The Dow Jones Industrial Average tumbled more than 600 points on Wednesday as investors took profits on some of the strong January gains and as a disappointing December retail sales reading raised concerns about a recession. Shares of banks led the losses.
The Dow fell 613.89 points, or 1.81%, to 33,296.96. The S&P 500 lost 1.56% to close at 3,928.86, its lowest level since Dec. 15. The Nasdaq Composite slid 1.24% to end the day at 10,957.01, snapping a seven-day win streak.
“We’ve had such a strong start to the year, but now we’re amid a tense earnings season, recently got weaker data — retail sales and yesterday’s Empire State Manufacturing Survey. Plus the Fed meeting on Feb. 1st is looming large,” said Yung-Yu Ma, chief investment strategist for BMO Wealth Management. “There’s not a whole lot of reason to get aggressive here, but all of those factors above suggest that caution is warranted in the near term.”
The Dow Jones Industrial Average on Wednesday
JPMorgan, Bank of America and Wells Fargo fell as the 10-year U.S. Treasury yield slid to its lowest level since September. Shares of regional banks like Zions and Fifth Third posted bigger losses.
Elsewhere, Microsoft announced plans to lay off about 10,000 employees, which hurt investor sentiment. The stock fell, contributing to the Dow’s decline.

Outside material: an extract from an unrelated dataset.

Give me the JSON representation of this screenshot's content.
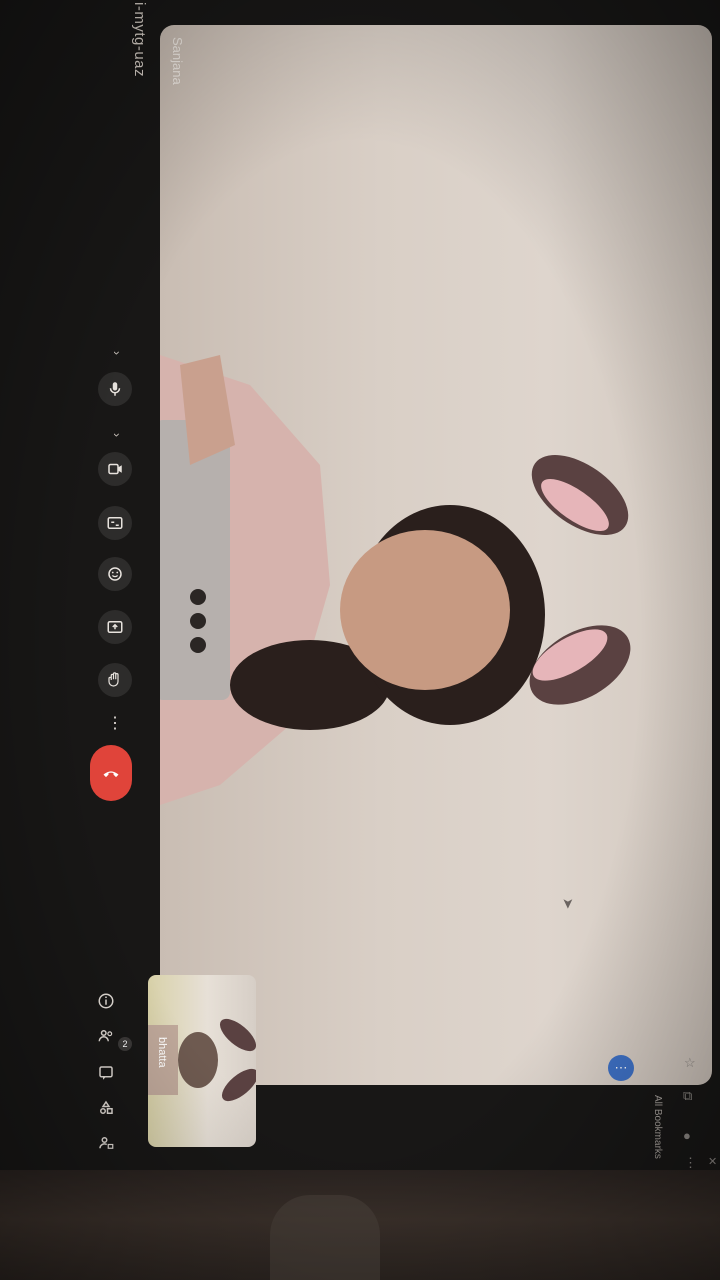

In economic data, investors digested the latest retail sales numbers, which showed a drop of 1.1% in December, slightly more than the 1% forecast. The report suggested consumers are slowing their spending, with department stores reporting a 6.6% decline and online sales dropping 1.1%.
Investors also weighed the latest reading on the producer price index, which measures input costs from companies. The PPI showed a 0.5% decline for December. Economists surveyed by Dow Jones expected a 0.1% decline.
Investors had been enjoying strong upward momentum for stocks since the start of the year, although many had begun to doubt the market’s strength even before Wednesday’s slide. The Dow is still higher by 0.45% for the month, while the S&P and Nasdaq are still up by 2.33% and 4.69%, respectively.